How to Build Your Own Cable Storage Rack

by Robby Wright

This article shows how to build a simple rack for hanging up short cables. The article is meant to be a starting point and you can vary measurements to suit your needs. The original of this rack is made from ½ inch Baltic Birch plywood, a plywood with many layers that is very strong and provides a good surface for gluing the pieces together. You can see the plywood edge in the picture below. Any good grade of hardwood plywood can be used as long as the plies are solid and without voids. By the way - solid wood won’t work. You will end up with cross grain constructions and the fingers will break off.

How to Build Your Own Cable Storage Rack

A word about safety: This rack is simple to make and can be easily made in multiples by ganging the parts together in a sandwich while cutting the slots. Because the blade on the saw must be exposed as far as possible to make the slots, it is important that you pay attention to basic tablesaw safety rules to avoid injury. If you don’t know what you are doing with a tablesaw, don’t build this project - Figure out how to use a router or some other method to cut the slots. Neither I nor my church are responsible for your safety - you are!

How I Made My Cable Storage Rack

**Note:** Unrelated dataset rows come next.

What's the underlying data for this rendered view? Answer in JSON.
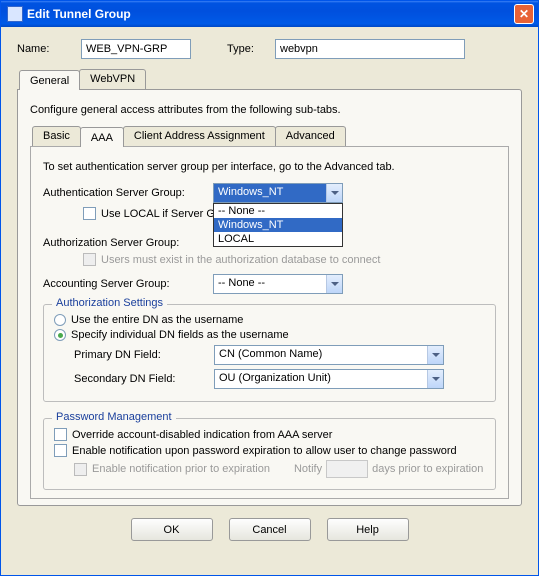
{
  "window": {
    "title": "Edit Tunnel Group"
  },
  "header": {
    "name_label": "Name:",
    "name_value": "WEB_VPN-GRP",
    "type_label": "Type:",
    "type_value": "webvpn"
  },
  "tabs": {
    "general": "General",
    "webvpn": "WebVPN"
  },
  "general": {
    "instruction": "Configure general access attributes from the following sub-tabs.",
    "subtabs": {
      "basic": "Basic",
      "aaa": "AAA",
      "client_addr": "Client Address Assignment",
      "advanced": "Advanced"
    },
    "aaa": {
      "note": "To set authentication server group per interface, go to the Advanced tab.",
      "authn_label": "Authentication Server Group:",
      "authn_value": "Windows_NT",
      "authn_options": [
        "-- None --",
        "Windows_NT",
        "LOCAL"
      ],
      "use_local_label": "Use LOCAL if Server Gro",
      "authz_label": "Authorization Server Group:",
      "authz_users_label": "Users must exist in the authorization database to connect",
      "acct_label": "Accounting Server Group:",
      "acct_value": "-- None --",
      "authz_settings": {
        "legend": "Authorization Settings",
        "radio_entire_dn": "Use the entire DN as the username",
        "radio_specify": "Specify individual DN fields as the username",
        "primary_label": "Primary DN Field:",
        "primary_value": "CN (Common Name)",
        "secondary_label": "Secondary DN Field:",
        "secondary_value": "OU (Organization Unit)"
      },
      "pw_mgmt": {
        "legend": "Password Management",
        "override_label": "Override account-disabled indication from AAA server",
        "enable_notif_label": "Enable notification upon password expiration to allow user to change password",
        "prior_label": "Enable notification prior to expiration",
        "notify_label": "Notify",
        "days_label": "days prior to expiration"
      }
    }
  },
  "buttons": {
    "ok": "OK",
    "cancel": "Cancel",
    "help": "Help"
  }
}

    1 piece hardwood plywood for bottom
    1 piece of hardwood plywood for back
    Small nails
    Titebond III or similar woodworking glue.
How to Build Your Own Cable Storage Rack The Process
    1. Cut a piece of ½” thick plywood 14 ½” long by 4 ½” wide for the bottom of the rack. You can make multiples at once if you chose.
    2. Cut another piece of ½” thick plywood 14 ½” long by 3” wide for the back of the rack.
    3. Cut a backer piece to sandwich the piece for the bottom of the rack while cutting on the tablesaw. This wood will be scrap when you finish. Don’t try to make the cuts without the backer wood - the back of the plywood will blow-out and be ruined.
    4. On the piece for the bottom of the rack, layout the slots. I made the slots for my rack 5/16” wide and the maximum depth of the cut of the blade on my tablesaw - 3 ½”. You will find that you need to layout half of the slots on one side of the board and the other on the other side of the board. You will be flipping the board when cutting the slots. You will be cutting on the right side of the board on most tablesaws.
    5. Sandwich the bottom board with a backer board so that the bottom board is towards the saw blade. I suggest clamping the boards together, or even tack them with hot glue. Just be sure they are tight. You can sandwich more than one bottom board to make multiple racks if you want. I have done up to a dozen at one time.
    6. Run the blade for your tablesaw up as far as it will go.
    7. Place the sandwich up against the face of the miter gauge for your tablesaw. If the face of the miter gauge doesn’t support the sandwich properly, fasten a temporary face on the miter gauge to make it taller. You can clamp the sandwich to the miter gauge if you want.
    8. Carefully cut the first seven slots in the bottom board. It will take three cuts for each slot. Watch your fingers! Don’t force the cut - let the saw do its work. This is a very deep cut and will take a little time. Do the outside cuts first and then clean out the middle of the slot.
    9. Unsandwich the two boards and flip the bottom so that the other side is ready to cut. Sandwich it back up with the backer board and cut the other seven slots.
    10. Sand the parts and round the edges. Leave the edges that will be glued together straight.
    11. Apply glue to the back board edge that will be glued to the bottom board. Use enough glue to thoroughly wet the edge.
    12. Put the two boards together and nail the joint. (I used a nail gun). The nails are just to hold things there while the glue dries. Properly done, the joint is more than strong enough for this work. (Here is where the good grade of hardwood plywood comes in). Screws will make the plywood layers separate.
    13. Clean up the excess glue and set the rack aside to dry overnight so the glue fully sets.
    14. Drill a couple of mounting holes in the back.
    15. Give it a coat of finish if you want.
    16. Mount it on the wall and you are finished!

Download a PDF of Robby Wright's cable holder project.